Composite Advantage uses the Vacuum Infusion Process, the most cost effective method for molding large structural parts.
Dry fiberglass fabrics are laid down. These fabrics are similar to textiles and have glass fibers running in 0°, +45°, -45° and 90° directions. We put down the necessary number of layers and orientations to meet the design requirements. This creates one of the facesheet laminates of the sandwich panel.
The internal core is placed on the bottom facesheet. The vertical fiberglass in the core will become the shear webs. The closed cell foam is not structural; it provides shape until the part is fully molded. More amounts of fiberglass can be put on the foam to increase the structural properties of the webs.
Fiberglass fabrics are laid on top of the core to create the top facesheet laminate that is a mirror image of the bottom facesheet.
A bagging sheet is sealed to the molding tool so a vacuum can be achieved and resin infused in the part. See our Resource Center for more details on this process.
After resin is infused, a chemical reaction heats up the resin so it can cure into a solid part. The part is removed from the molding tool.
To complete the part, a series of finishing operations are performed. These include sanding, drilling, applying the non-slip wear surface, adding drainage scuppers, and coatings for aesthetics or extra environmental protection.
The Vacuum Infusion Process uses vacuum pressure to drive resin into a laminate. Materials are laid dry into the mold and the vacuum is applied before resin is introduced. Once a complete vacuum is achieved, resin is literally sucked into the laminate via carefully placed tubing. This process is aided by an assortment of supplies and materials.
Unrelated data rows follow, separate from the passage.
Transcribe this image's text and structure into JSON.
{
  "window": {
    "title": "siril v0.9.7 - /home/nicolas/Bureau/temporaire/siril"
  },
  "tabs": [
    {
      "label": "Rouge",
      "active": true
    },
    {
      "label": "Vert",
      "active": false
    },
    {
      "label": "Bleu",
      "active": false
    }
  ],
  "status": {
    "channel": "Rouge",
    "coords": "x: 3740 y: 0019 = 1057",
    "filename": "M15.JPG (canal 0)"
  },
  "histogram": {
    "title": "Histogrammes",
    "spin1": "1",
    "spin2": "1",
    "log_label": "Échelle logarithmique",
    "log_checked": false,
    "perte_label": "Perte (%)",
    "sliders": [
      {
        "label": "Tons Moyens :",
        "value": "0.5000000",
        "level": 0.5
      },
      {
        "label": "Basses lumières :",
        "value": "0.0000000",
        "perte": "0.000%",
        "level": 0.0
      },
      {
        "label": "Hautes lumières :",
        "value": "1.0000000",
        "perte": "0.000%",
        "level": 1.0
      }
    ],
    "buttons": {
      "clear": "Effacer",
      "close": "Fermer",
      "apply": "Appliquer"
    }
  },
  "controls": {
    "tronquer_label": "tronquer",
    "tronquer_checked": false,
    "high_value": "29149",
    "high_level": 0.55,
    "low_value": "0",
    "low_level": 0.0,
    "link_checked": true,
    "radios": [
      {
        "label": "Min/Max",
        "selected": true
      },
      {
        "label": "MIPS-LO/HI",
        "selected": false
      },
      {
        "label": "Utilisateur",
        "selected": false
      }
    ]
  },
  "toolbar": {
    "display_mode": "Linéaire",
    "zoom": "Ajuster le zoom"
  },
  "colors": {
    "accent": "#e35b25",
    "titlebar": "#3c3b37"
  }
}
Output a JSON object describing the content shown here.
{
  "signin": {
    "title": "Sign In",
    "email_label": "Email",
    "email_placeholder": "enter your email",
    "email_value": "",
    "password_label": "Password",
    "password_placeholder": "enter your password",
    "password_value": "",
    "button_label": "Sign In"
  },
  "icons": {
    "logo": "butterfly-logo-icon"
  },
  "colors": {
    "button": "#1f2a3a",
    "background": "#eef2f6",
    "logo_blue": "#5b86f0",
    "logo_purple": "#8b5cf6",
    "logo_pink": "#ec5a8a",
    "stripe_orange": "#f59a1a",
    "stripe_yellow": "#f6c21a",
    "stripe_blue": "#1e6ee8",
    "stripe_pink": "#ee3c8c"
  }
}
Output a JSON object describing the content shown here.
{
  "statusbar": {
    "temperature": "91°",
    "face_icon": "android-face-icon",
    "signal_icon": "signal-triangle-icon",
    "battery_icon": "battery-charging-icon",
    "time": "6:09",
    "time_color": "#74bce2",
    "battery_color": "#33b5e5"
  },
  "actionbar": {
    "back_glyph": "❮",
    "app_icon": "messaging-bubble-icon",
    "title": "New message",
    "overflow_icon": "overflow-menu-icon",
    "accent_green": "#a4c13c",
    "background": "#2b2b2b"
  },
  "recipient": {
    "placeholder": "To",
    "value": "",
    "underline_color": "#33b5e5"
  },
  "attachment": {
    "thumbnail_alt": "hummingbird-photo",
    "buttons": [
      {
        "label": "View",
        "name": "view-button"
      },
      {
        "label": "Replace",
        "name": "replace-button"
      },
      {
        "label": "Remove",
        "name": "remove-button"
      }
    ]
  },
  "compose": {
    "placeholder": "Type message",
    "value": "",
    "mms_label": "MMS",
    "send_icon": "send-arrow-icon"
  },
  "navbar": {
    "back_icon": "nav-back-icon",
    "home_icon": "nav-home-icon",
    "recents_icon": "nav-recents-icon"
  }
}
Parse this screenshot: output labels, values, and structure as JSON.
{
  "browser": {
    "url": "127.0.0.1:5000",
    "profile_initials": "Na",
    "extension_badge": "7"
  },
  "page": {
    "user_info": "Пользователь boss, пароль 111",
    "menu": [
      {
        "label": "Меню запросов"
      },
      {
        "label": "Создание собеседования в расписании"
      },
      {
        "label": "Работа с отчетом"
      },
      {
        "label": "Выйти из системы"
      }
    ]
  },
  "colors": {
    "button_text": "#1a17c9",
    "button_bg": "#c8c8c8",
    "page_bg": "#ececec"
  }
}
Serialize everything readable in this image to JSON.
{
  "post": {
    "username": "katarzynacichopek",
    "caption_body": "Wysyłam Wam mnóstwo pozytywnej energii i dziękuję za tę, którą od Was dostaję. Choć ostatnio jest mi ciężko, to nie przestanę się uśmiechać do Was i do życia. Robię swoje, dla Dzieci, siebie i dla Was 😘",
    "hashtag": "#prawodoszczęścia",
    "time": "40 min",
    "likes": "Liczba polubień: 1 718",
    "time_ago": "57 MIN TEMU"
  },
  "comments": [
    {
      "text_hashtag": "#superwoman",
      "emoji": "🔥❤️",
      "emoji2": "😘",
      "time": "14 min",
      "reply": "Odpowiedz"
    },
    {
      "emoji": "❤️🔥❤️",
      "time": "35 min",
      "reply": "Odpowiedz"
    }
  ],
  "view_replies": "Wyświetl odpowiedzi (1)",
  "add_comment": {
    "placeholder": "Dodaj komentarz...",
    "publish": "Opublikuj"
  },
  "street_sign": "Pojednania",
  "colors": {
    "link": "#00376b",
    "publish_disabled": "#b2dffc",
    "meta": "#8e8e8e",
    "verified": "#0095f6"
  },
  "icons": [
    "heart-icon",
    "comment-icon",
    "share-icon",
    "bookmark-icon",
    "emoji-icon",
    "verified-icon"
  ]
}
Vacuum infusion greatly improves the fiber-to-resin ratio, and results in a stronger and lighter product.
Benefits of Vacuum Infusion
General VIP Steps
For more information about the technology we use, visit our Resource Center.